▸ **What the exercise asks**
The response should consist of every line below, restated exactly, with no pictures.

▸ **Task input**

____

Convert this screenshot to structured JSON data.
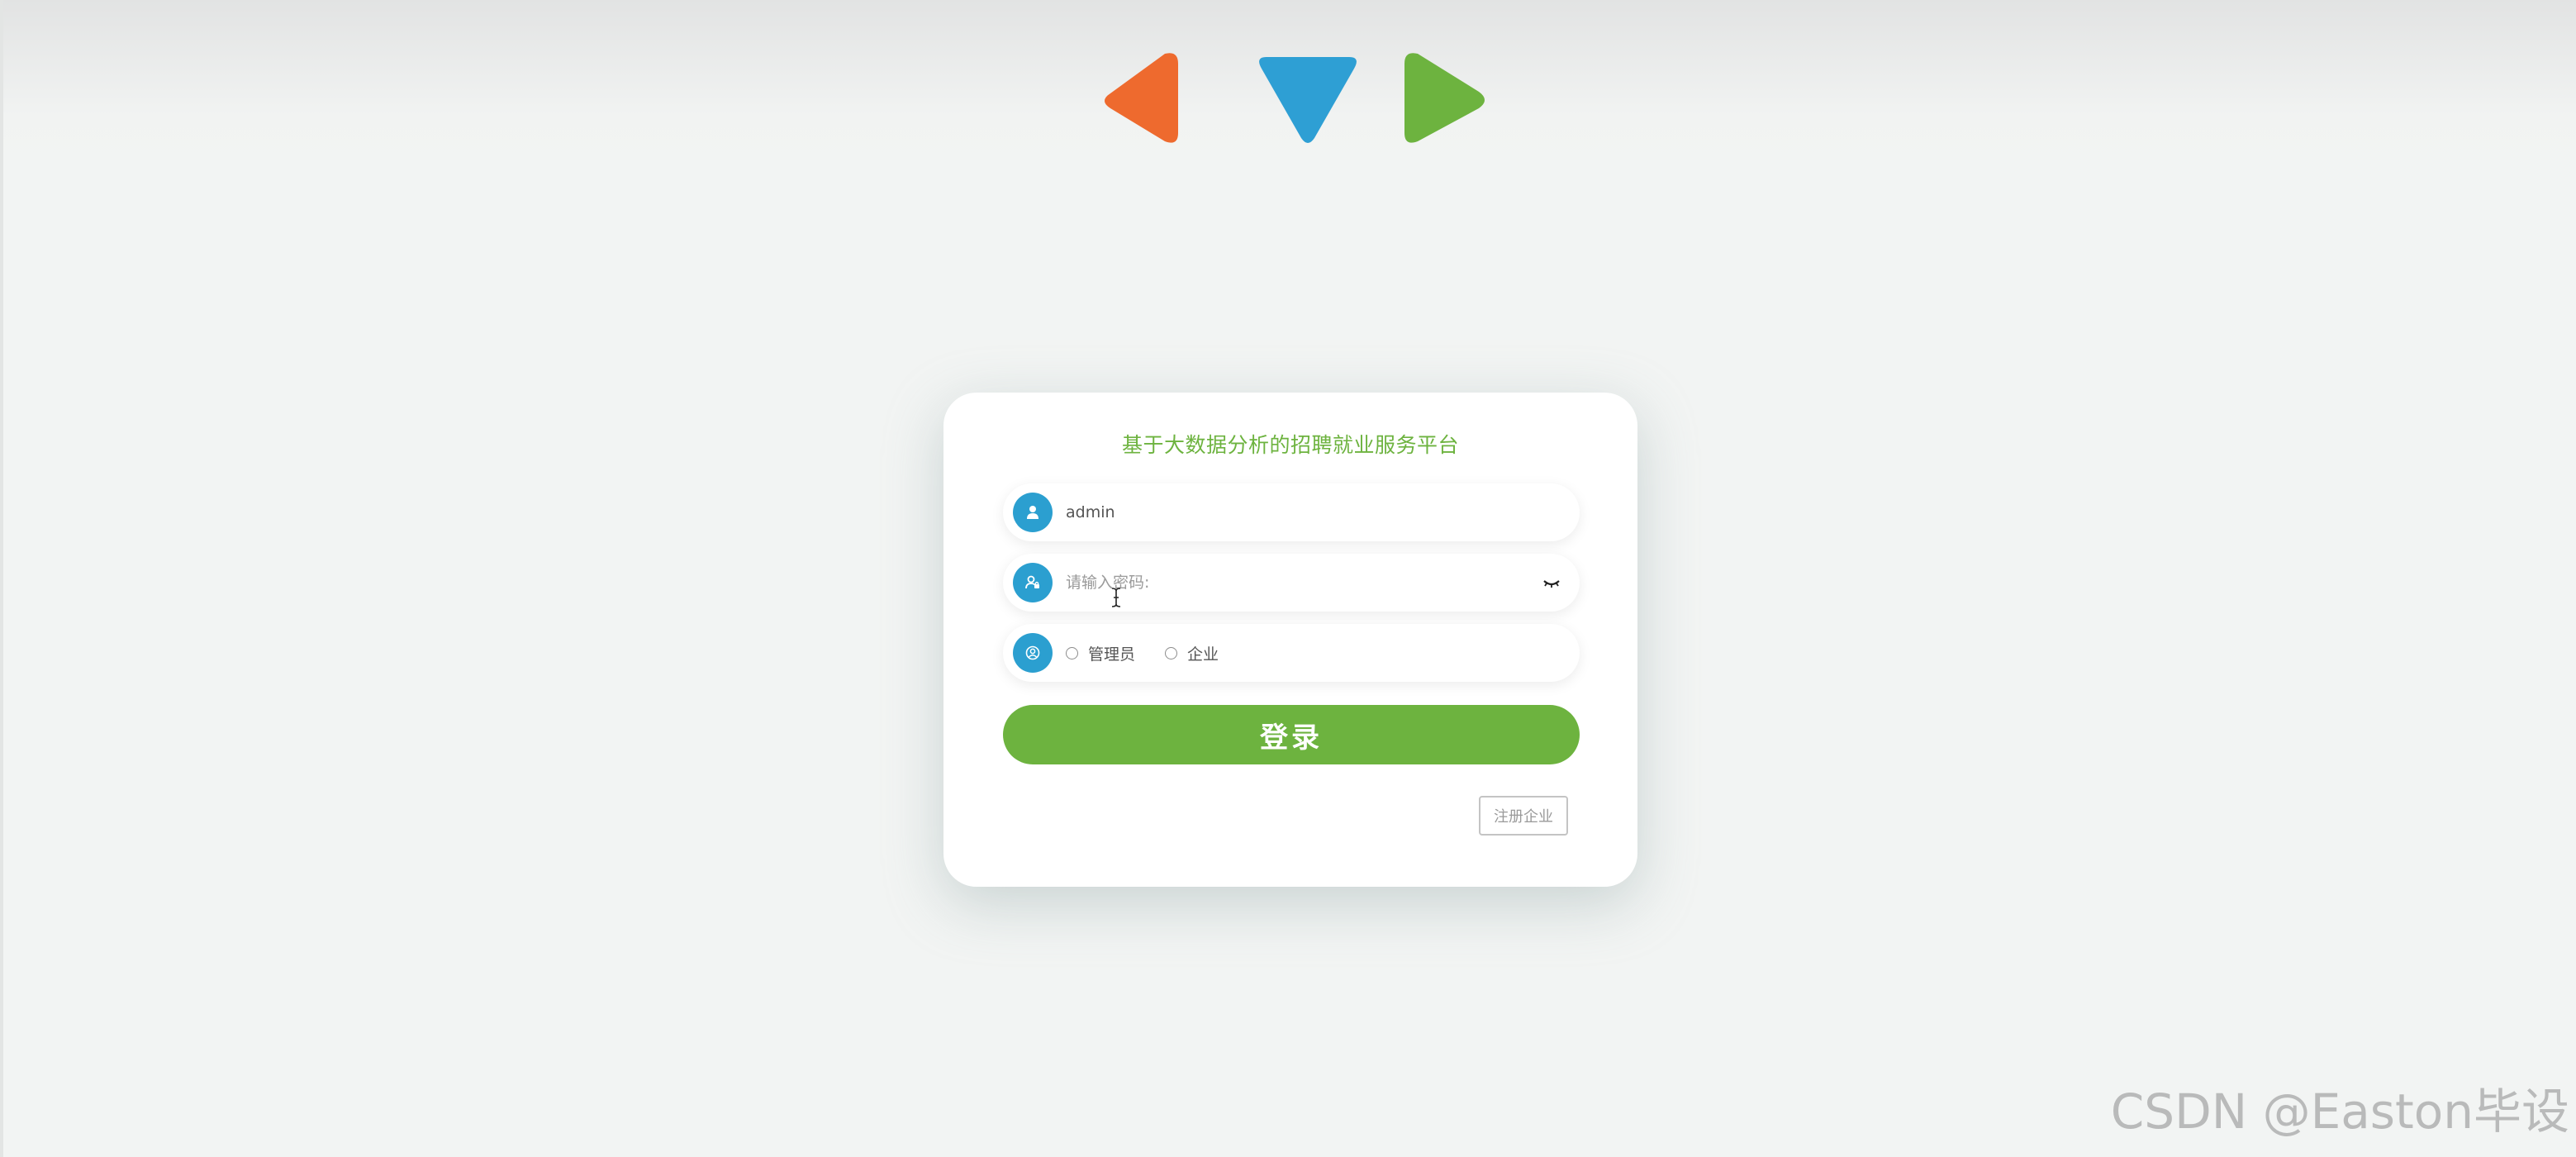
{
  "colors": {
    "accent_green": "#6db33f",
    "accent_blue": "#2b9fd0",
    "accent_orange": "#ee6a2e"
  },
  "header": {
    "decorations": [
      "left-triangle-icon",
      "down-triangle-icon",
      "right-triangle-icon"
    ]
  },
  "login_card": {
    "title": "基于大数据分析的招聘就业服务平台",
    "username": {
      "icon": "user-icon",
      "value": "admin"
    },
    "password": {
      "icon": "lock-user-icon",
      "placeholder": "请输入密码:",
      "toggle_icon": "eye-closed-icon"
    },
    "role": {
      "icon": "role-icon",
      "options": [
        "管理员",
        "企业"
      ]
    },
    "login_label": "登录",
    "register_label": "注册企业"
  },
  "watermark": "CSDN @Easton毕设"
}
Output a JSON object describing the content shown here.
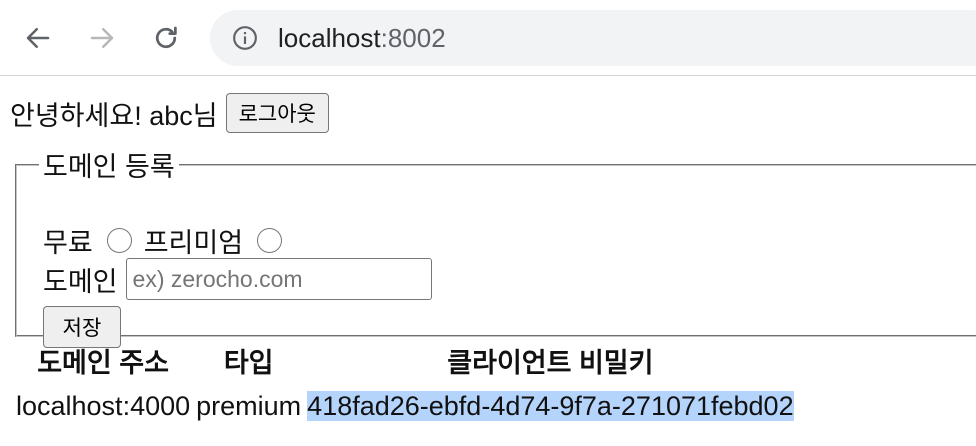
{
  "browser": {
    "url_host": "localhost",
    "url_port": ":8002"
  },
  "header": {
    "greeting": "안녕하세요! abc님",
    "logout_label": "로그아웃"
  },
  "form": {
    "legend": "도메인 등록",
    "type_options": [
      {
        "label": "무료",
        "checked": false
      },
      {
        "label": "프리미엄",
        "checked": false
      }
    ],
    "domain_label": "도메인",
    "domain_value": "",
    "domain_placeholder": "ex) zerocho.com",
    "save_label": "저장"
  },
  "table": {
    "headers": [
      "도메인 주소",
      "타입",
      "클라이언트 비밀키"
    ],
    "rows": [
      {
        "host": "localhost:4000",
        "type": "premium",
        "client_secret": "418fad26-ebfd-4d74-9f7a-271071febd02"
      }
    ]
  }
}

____

▸ **Your response**
Convert this screenshot to structured JSON data.
{
  "colors": {
    "accent_green": "#6db33f",
    "accent_blue": "#2b9fd0",
    "accent_orange": "#ee6a2e"
  },
  "header": {
    "decorations": [
      "left-triangle-icon",
      "down-triangle-icon",
      "right-triangle-icon"
    ]
  },
  "login_card": {
    "title": "基于大数据分析的招聘就业服务平台",
    "username": {
      "icon": "user-icon",
      "value": "admin"
    },
    "password": {
      "icon": "lock-user-icon",
      "placeholder": "请输入密码:",
      "toggle_icon": "eye-closed-icon"
    },
    "role": {
      "icon": "role-icon",
      "options": [
        "管理员",
        "企业"
      ]
    },
    "login_label": "登录",
    "register_label": "注册企业"
  },
  "watermark": "CSDN @Easton毕设"
}
Output a JSON object describing the content shown here.
{
  "browser": {
    "url_host": "localhost",
    "url_port": ":8002"
  },
  "header": {
    "greeting": "안녕하세요! abc님",
    "logout_label": "로그아웃"
  },
  "form": {
    "legend": "도메인 등록",
    "type_options": [
      {
        "label": "무료",
        "checked": false
      },
      {
        "label": "프리미엄",
        "checked": false
      }
    ],
    "domain_label": "도메인",
    "domain_value": "",
    "domain_placeholder": "ex) zerocho.com",
    "save_label": "저장"
  },
  "table": {
    "headers": [
      "도메인 주소",
      "타입",
      "클라이언트 비밀키"
    ],
    "rows": [
      {
        "host": "localhost:4000",
        "type": "premium",
        "client_secret": "418fad26-ebfd-4d74-9f7a-271071febd02"
      }
    ]
  }
}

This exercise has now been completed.